Data records:

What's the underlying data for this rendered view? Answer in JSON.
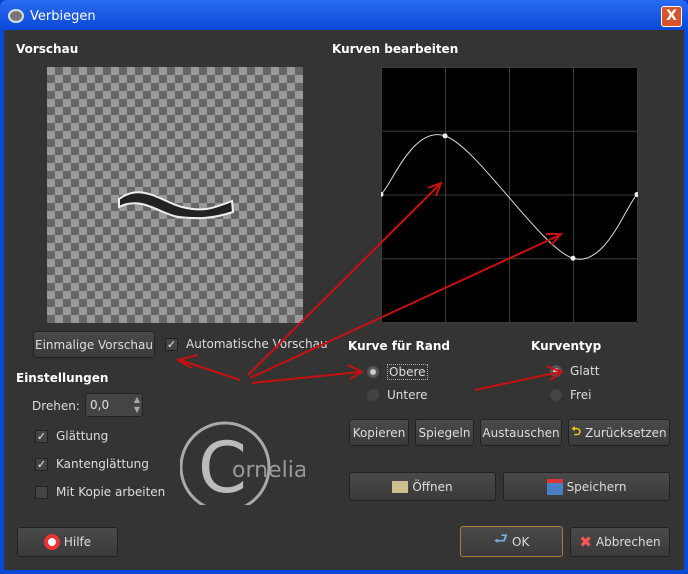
{
  "window": {
    "title": "Verbiegen",
    "close": "X"
  },
  "preview": {
    "heading": "Vorschau",
    "once_button": "Einmalige Vorschau",
    "auto_label": "Automatische Vorschau",
    "auto_checked": true
  },
  "settings": {
    "heading": "Einstellungen",
    "rotate_label": "Drehen:",
    "rotate_value": "0,0",
    "checks": [
      {
        "label": "Glättung",
        "checked": true
      },
      {
        "label": "Kantenglättung",
        "checked": true
      },
      {
        "label": "Mit Kopie arbeiten",
        "checked": false
      }
    ]
  },
  "curves": {
    "heading": "Kurven bearbeiten",
    "points": [
      [
        0,
        0.5
      ],
      [
        0.25,
        0.73
      ],
      [
        0.75,
        0.25
      ],
      [
        1,
        0.5
      ]
    ]
  },
  "border": {
    "heading": "Kurve für Rand",
    "options": [
      "Obere",
      "Untere"
    ],
    "selected": "Obere"
  },
  "curvetype": {
    "heading": "Kurventyp",
    "options": [
      "Glatt",
      "Frei"
    ],
    "selected": "Glatt"
  },
  "actions": {
    "copy": "Kopieren",
    "mirror": "Spiegeln",
    "swap": "Austauschen",
    "reset": "Zurücksetzen",
    "open": "Öffnen",
    "save": "Speichern"
  },
  "footer": {
    "help": "Hilfe",
    "ok": "OK",
    "cancel": "Abbrechen"
  },
  "watermark": "Cornelia"
}
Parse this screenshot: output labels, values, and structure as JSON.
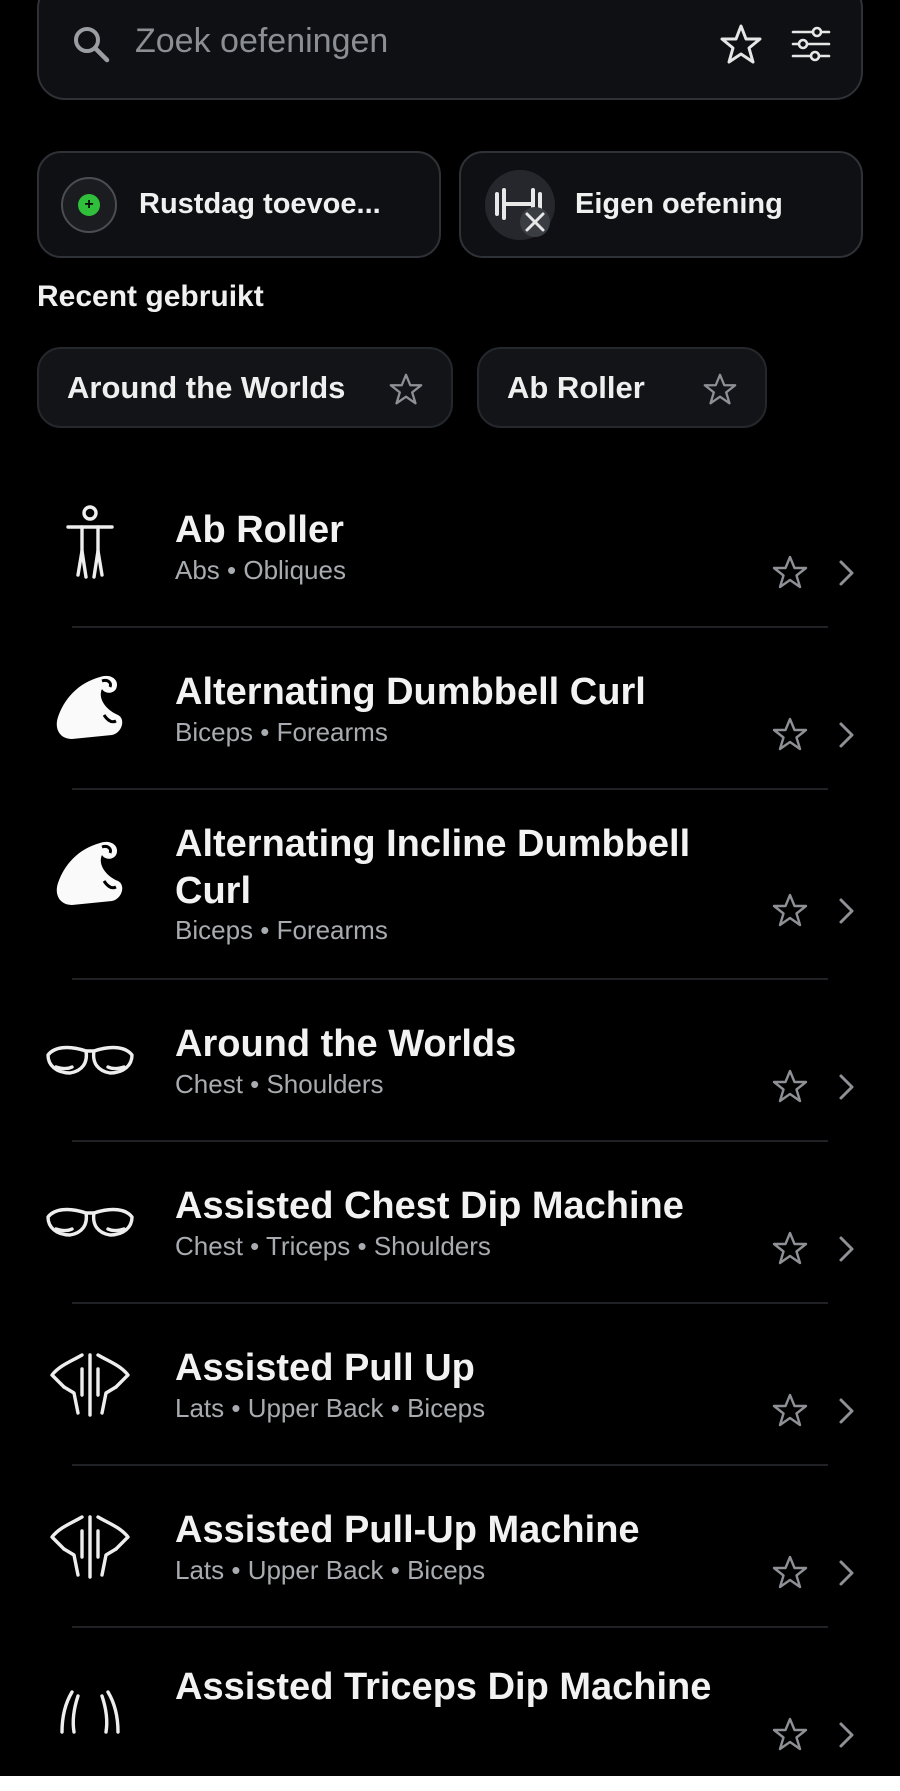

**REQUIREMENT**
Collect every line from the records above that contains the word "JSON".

**EXERCISE RESULT**
What's the underlying data for this rendered view? Answer in JSON.
Parse this screenshot: output labels, values, and structure as JSON.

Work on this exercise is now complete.